Another example is the ‘new Cold War’ between China and USA. (It is nothing ‘new’, Chen might say, because the Cold War never ended.) Chen’s Asia-as-method uncovers the deep, complex structure of this ‘new Cold War’—which combines the ‘Yellow Peril’, anti-communism, anti-authoritarianism, economic protectionism, the defense of Western human rights, and American imperialism. Asia-as-method reminds political theologians about the unwisdom of choosing one political side to stand by and of falling into a binary mindset.
More importantly, Chen points out that Japanese imperialism continues in political structures even though the Japan Empire no longer exists. The mindset and structure of imperialism remains because Japan constructed imperial subjects. Paradoxically, the will of these individual imperial subjects can be put into practice in present politics by means of democratic votes. Chen’s analysis of the kominka movement draws political theology’s attention to the construction of imperial subjects and the orientation of their desire. Asia-as-method may show how tackling racism, homophobia, sexism and other social oppressions should work with the theological analysis of political desire.
References with Annotations
Chen, Kuan‐Hsing. “Post-Marxism: Between/Beyond Critical Postmodernism and CulturalStudies” and “Cultural Studies and the Politics of Internationalization” (An Interview with Stuart Hall by Kuan-Hsing Chen) In Stuart Hall: Critical Dialogues in Cultural Studies, 307-323, 393-409. London, UK: Routledge, 1996. & Cultural Studies and the Politics of Internationalization
The essay and interview are collected in the book (edited by David Morley and Chen) which puts emphasis on Stuart Hall’s ‘critical dialogue’ within Marxism. Chen’s essay especially examines ‘dominant’ forms of postmodernism in relation to cultural imperialism. His critique concludes with an interview he conducted with Hall in which he raised the questions of historical Anglocentrism in the development of postcolonial theory, and transnationalism and globalization in cultural studies.
Chen, Kuan-Hsing, Ien Ang, Hsiu-Ling Kuo, Hans Hang, and Hsu Ming-Chu, eds. Trajectories: Inter-Asia Cultural Studies. Psychology Press, 1998.
This book selected 18 essays from Asian scholars across different topics about deimperialization, identity politics, and nationalism. In Chen’s Introduction, he reclaims Marxism not from the West or the imperial centers but from Asia.
Chen, Kuan‐Hsing. “Problems and Problematics of Teaching Cultural Studies in Taiwan.” Inter‐Asia Cultural Studies, 9:3 (2008), 500-517.
This essay shows Chen’s internal struggle over designing a cultural studies curriculum in Taiwan. As a practitioner, he shares how he puts his critical theory into practice in university education.
Chen, Kuan‐Hsing. Asia as Method: Toward Deimperialization. Durham: Duke University Press, 2010.

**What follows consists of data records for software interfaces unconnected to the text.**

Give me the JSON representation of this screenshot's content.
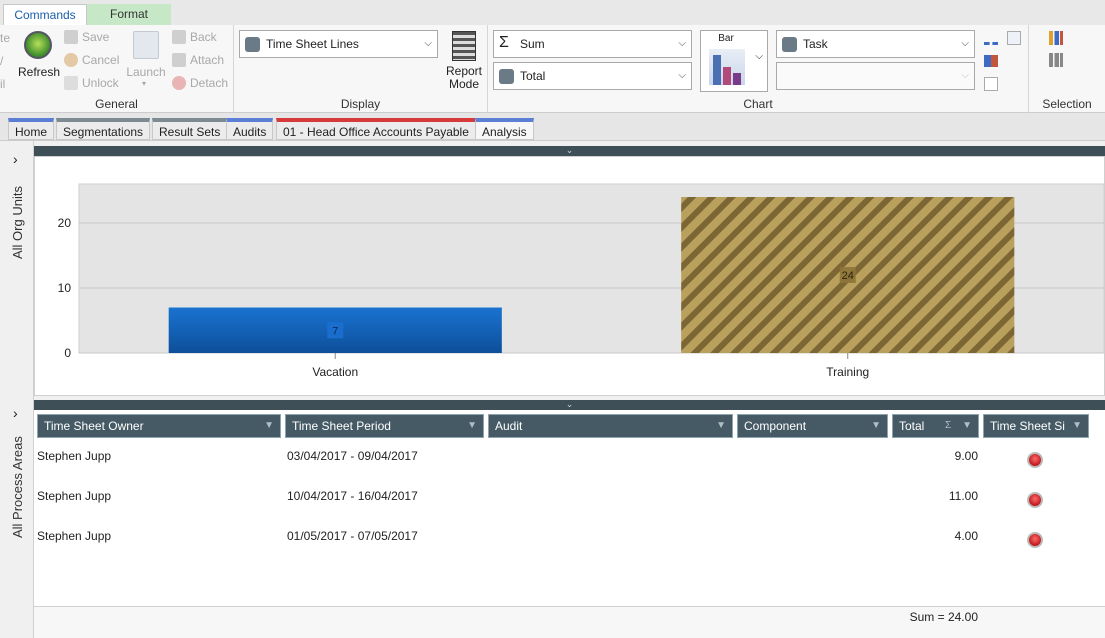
{
  "ribbon": {
    "tabs": [
      "Commands",
      "Format"
    ],
    "general": {
      "label": "General",
      "cut_left": [
        "te",
        "/",
        "il"
      ],
      "refresh": "Refresh",
      "save": "Save",
      "cancel": "Cancel",
      "unlock": "Unlock",
      "launch": "Launch",
      "back": "Back",
      "attach": "Attach",
      "detach": "Detach"
    },
    "display": {
      "label": "Display",
      "view_select": "Time Sheet Lines",
      "report_mode": [
        "Report",
        "Mode"
      ]
    },
    "chart": {
      "label": "Chart",
      "aggregate": "Sum",
      "value_field": "Total",
      "chart_type": "Bar",
      "category_field": "Task",
      "secondary_field": ""
    },
    "selection": {
      "label": "Selection"
    }
  },
  "doc_tabs": [
    {
      "label": "Home",
      "color": "#5b7fd6"
    },
    {
      "label": "Segmentations",
      "color": "#7c8a92"
    },
    {
      "label": "Result Sets",
      "color": "#7c8a92"
    },
    {
      "label": "Audits",
      "color": "#5b7fd6"
    },
    {
      "label": "01 - Head Office Accounts Payable",
      "color": "#d63a3a"
    },
    {
      "label": "Analysis",
      "color": "#5b7fd6"
    }
  ],
  "rail": {
    "top_label": "All Org Units",
    "bottom_label": "All Process Areas",
    "expand_glyph": "›"
  },
  "chart_data": {
    "type": "bar",
    "categories": [
      "Vacation",
      "Training"
    ],
    "values": [
      7,
      24
    ],
    "ylim": [
      0,
      26
    ],
    "yticks": [
      0,
      10,
      20
    ],
    "grid": true,
    "colors": [
      "#1565c0",
      "#a08a4c"
    ],
    "xlabel": "",
    "ylabel": "",
    "title": ""
  },
  "grid": {
    "columns": [
      {
        "label": "Time Sheet Owner"
      },
      {
        "label": "Time Sheet Period"
      },
      {
        "label": "Audit"
      },
      {
        "label": "Component"
      },
      {
        "label": "Total"
      },
      {
        "label": "Time Sheet Si"
      }
    ],
    "rows": [
      {
        "owner": "Stephen Jupp",
        "period": "03/04/2017 - 09/04/2017",
        "total": "9.00"
      },
      {
        "owner": "Stephen Jupp",
        "period": "10/04/2017 - 16/04/2017",
        "total": "11.00"
      },
      {
        "owner": "Stephen Jupp",
        "period": "01/05/2017 - 07/05/2017",
        "total": "4.00"
      }
    ],
    "footer_sum": "Sum = 24.00",
    "sigma": "Σ",
    "filter_glyph": "▼",
    "split_glyph": "⌄"
  }
}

This book systematizes and probably concludes Chen’s project of rethinking cultural theory in the Asian context. It also shows his critique of imperialization and explains why deimperialization is not yet completed.
Morley, David and Kuan‐Hsing Chen, eds. Stuart Hall: Critical Dialogues in Cultural Studies. London, UK: Routledge, 1996.
This collection shows Chen’s dialogue with Stuart Hall and the tradition of the Birmingham School. In the essay he contributed, Chen explores the relationship between Marxism and historical materialism. The book includes his interview with Stuart Hall about the internationalization of British Cultural Studies.